__Problem description__
Using the material below, state how many of its lines contain the string "this", with no other words.

--- Listed entries ---

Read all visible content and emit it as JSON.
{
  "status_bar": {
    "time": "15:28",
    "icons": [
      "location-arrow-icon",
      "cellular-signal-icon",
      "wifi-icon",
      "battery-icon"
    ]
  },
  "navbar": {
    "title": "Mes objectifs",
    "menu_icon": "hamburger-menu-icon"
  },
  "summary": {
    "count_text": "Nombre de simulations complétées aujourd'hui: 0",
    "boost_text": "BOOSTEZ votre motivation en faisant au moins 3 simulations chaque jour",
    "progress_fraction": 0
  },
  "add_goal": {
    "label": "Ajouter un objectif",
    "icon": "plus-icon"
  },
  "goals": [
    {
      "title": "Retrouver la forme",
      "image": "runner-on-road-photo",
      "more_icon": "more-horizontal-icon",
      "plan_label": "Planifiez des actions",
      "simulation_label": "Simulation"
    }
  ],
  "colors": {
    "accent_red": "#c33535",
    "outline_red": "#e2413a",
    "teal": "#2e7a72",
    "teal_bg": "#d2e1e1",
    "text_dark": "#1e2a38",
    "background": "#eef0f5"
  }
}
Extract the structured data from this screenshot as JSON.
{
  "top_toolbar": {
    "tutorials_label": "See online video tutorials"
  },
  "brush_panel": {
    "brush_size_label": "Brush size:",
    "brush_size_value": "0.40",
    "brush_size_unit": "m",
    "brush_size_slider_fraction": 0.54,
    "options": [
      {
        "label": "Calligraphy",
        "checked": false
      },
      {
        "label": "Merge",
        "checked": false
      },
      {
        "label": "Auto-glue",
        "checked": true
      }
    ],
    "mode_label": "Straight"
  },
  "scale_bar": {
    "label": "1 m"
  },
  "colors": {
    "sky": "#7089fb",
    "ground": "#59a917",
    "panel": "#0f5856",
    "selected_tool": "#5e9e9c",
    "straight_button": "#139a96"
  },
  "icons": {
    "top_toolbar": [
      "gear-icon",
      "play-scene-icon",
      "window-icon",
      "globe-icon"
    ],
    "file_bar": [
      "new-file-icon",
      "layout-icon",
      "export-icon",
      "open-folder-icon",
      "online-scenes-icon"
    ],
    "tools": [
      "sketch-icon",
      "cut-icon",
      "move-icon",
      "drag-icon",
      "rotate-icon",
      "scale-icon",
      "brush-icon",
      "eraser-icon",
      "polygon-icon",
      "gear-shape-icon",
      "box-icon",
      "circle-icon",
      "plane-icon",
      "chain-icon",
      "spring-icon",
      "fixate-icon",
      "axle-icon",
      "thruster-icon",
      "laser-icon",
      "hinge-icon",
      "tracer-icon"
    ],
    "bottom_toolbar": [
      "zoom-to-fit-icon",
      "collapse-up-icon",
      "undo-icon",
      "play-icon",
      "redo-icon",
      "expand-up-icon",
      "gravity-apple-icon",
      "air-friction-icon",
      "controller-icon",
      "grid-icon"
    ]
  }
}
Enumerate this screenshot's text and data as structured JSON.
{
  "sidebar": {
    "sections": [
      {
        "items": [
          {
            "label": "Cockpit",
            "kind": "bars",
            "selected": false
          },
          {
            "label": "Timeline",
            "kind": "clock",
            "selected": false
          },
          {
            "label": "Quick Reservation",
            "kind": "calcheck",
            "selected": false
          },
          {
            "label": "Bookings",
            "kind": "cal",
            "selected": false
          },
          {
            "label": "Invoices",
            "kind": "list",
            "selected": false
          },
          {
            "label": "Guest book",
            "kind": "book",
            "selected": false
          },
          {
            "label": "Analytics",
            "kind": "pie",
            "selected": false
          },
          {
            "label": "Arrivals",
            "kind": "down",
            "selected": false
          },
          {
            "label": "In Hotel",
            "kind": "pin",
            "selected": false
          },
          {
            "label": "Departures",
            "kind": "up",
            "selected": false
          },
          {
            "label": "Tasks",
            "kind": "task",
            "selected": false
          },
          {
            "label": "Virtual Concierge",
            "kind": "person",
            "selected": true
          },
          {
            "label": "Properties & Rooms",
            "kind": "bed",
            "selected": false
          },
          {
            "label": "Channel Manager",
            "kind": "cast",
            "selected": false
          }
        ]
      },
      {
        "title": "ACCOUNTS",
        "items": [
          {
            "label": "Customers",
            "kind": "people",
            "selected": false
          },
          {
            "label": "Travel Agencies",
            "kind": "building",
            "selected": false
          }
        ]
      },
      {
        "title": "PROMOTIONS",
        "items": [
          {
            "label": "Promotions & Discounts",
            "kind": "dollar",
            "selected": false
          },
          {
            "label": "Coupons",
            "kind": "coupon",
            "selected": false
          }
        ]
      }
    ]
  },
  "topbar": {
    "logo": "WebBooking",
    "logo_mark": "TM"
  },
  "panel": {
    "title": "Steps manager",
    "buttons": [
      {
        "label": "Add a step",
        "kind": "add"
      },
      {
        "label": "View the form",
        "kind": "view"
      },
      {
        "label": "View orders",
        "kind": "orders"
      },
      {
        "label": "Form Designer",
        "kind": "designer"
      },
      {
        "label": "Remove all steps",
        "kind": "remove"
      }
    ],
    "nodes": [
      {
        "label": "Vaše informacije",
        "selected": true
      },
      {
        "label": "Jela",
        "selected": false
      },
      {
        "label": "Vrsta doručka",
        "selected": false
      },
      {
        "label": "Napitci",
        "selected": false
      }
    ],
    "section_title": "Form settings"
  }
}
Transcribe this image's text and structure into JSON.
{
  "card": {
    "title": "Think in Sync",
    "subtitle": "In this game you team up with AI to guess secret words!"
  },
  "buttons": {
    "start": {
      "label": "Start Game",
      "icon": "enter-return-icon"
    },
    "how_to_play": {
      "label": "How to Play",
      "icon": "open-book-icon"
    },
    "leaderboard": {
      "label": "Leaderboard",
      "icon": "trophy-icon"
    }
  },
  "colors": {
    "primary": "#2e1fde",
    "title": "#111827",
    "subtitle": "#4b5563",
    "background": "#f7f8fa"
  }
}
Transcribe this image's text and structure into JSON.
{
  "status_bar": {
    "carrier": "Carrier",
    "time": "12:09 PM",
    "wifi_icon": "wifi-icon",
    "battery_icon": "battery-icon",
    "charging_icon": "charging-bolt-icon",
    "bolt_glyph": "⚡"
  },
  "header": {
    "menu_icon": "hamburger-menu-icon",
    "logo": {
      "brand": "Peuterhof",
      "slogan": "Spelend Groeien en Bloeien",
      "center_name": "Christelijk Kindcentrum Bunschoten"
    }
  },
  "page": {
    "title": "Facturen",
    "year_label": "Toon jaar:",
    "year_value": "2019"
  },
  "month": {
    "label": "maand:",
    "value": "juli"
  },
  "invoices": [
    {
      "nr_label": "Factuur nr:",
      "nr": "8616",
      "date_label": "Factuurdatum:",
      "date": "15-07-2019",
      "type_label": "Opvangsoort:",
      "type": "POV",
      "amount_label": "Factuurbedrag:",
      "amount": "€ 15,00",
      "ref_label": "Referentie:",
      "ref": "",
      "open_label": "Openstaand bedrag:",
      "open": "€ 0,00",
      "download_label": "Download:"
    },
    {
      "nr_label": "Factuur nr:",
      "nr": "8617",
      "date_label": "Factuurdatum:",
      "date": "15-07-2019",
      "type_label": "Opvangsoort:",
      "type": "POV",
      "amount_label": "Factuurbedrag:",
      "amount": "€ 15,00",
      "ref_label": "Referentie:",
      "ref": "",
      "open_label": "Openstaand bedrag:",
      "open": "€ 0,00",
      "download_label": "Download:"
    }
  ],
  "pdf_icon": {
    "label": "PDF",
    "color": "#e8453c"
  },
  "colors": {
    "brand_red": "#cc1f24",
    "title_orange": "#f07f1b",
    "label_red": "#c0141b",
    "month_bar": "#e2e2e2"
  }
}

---

__Response below__
5